> _Task goal_
Your output should match the listing below word for word, without any images.
● ● ● ● ● ● ●
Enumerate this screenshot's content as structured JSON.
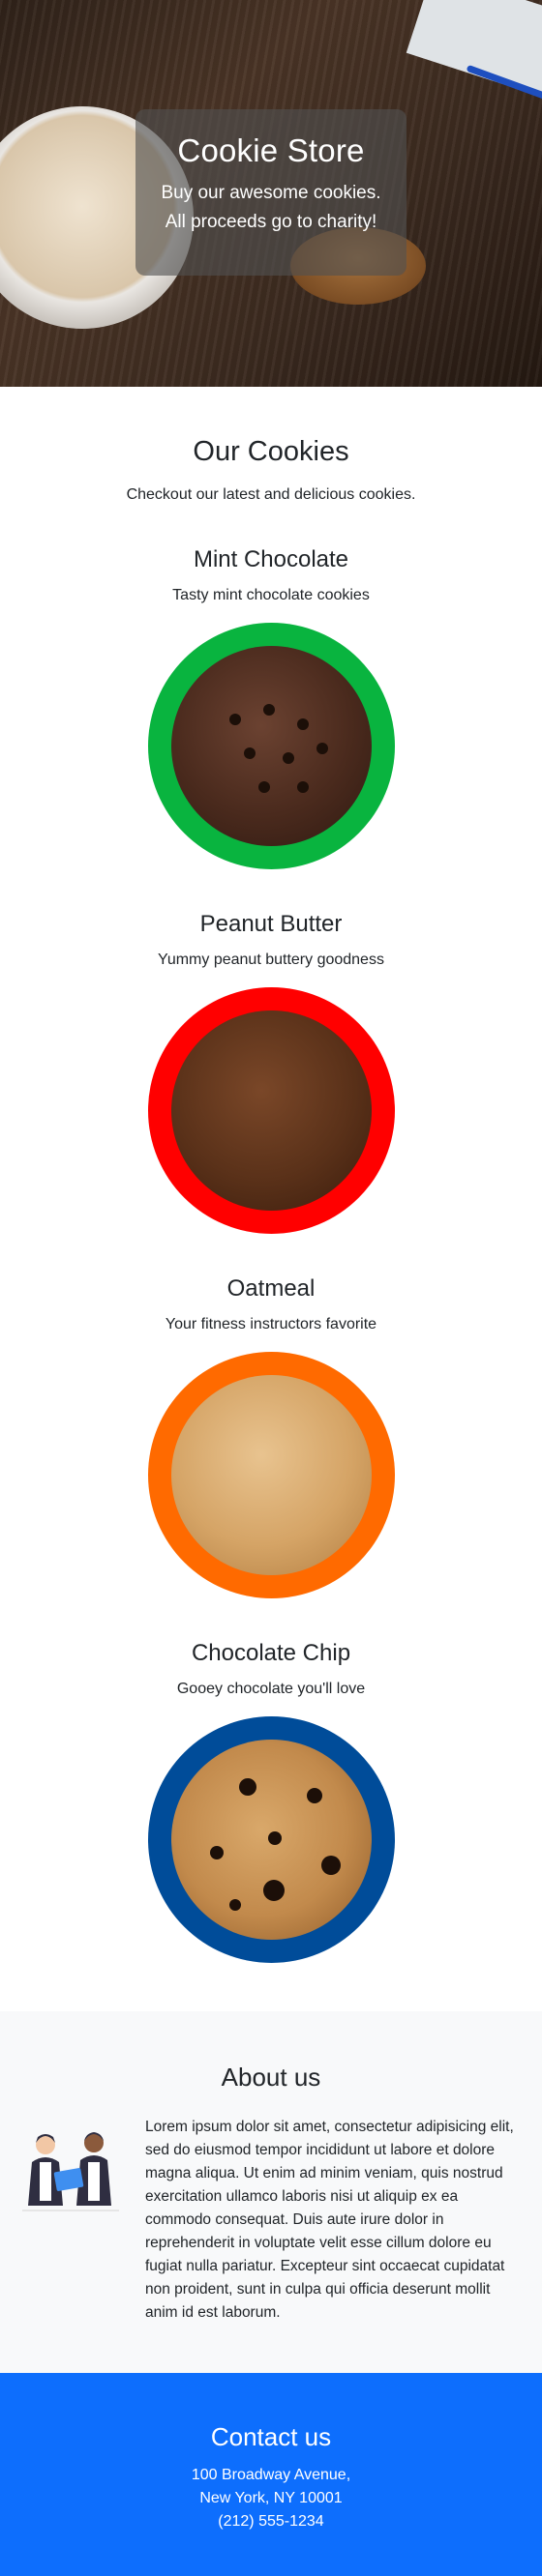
{
  "hero": {
    "title": "Cookie Store",
    "subtitle_line1": "Buy our awesome cookies.",
    "subtitle_line2": "All proceeds go to charity!"
  },
  "cookies_section": {
    "title": "Our Cookies",
    "subtitle": "Checkout our latest and delicious cookies."
  },
  "cookies": [
    {
      "name": "Mint Chocolate",
      "description": "Tasty mint chocolate cookies",
      "ring_color": "#09b43f"
    },
    {
      "name": "Peanut Butter",
      "description": "Yummy peanut buttery goodness",
      "ring_color": "#ff0000"
    },
    {
      "name": "Oatmeal",
      "description": "Your fitness instructors favorite",
      "ring_color": "#ff6a00"
    },
    {
      "name": "Chocolate Chip",
      "description": "Gooey chocolate you'll love",
      "ring_color": "#004c99"
    }
  ],
  "about": {
    "title": "About us",
    "text": "Lorem ipsum dolor sit amet, consectetur adipisicing elit, sed do eiusmod tempor incididunt ut labore et dolore magna aliqua. Ut enim ad minim veniam, quis nostrud exercitation ullamco laboris nisi ut aliquip ex ea commodo consequat. Duis aute irure dolor in reprehenderit in voluptate velit esse cillum dolore eu fugiat nulla pariatur. Excepteur sint occaecat cupidatat non proident, sunt in culpa qui officia deserunt mollit anim id est laborum."
  },
  "contact": {
    "title": "Contact us",
    "address_line1": "100 Broadway Avenue,",
    "address_line2": "New York, NY 10001",
    "phone": "(212) 555-1234"
  },
  "colors": {
    "contact_bg": "#0d6efd",
    "about_bg": "#f8f9fa"
  }
}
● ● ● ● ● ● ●
> _Output for this task_
Enumerate this screenshot's content as structured JSON.
{
  "hero": {
    "title": "Cookie Store",
    "subtitle_line1": "Buy our awesome cookies.",
    "subtitle_line2": "All proceeds go to charity!"
  },
  "cookies_section": {
    "title": "Our Cookies",
    "subtitle": "Checkout our latest and delicious cookies."
  },
  "cookies": [
    {
      "name": "Mint Chocolate",
      "description": "Tasty mint chocolate cookies",
      "ring_color": "#09b43f"
    },
    {
      "name": "Peanut Butter",
      "description": "Yummy peanut buttery goodness",
      "ring_color": "#ff0000"
    },
    {
      "name": "Oatmeal",
      "description": "Your fitness instructors favorite",
      "ring_color": "#ff6a00"
    },
    {
      "name": "Chocolate Chip",
      "description": "Gooey chocolate you'll love",
      "ring_color": "#004c99"
    }
  ],
  "about": {
    "title": "About us",
    "text": "Lorem ipsum dolor sit amet, consectetur adipisicing elit, sed do eiusmod tempor incididunt ut labore et dolore magna aliqua. Ut enim ad minim veniam, quis nostrud exercitation ullamco laboris nisi ut aliquip ex ea commodo consequat. Duis aute irure dolor in reprehenderit in voluptate velit esse cillum dolore eu fugiat nulla pariatur. Excepteur sint occaecat cupidatat non proident, sunt in culpa qui officia deserunt mollit anim id est laborum."
  },
  "contact": {
    "title": "Contact us",
    "address_line1": "100 Broadway Avenue,",
    "address_line2": "New York, NY 10001",
    "phone": "(212) 555-1234"
  },
  "colors": {
    "contact_bg": "#0d6efd",
    "about_bg": "#f8f9fa"
  }
}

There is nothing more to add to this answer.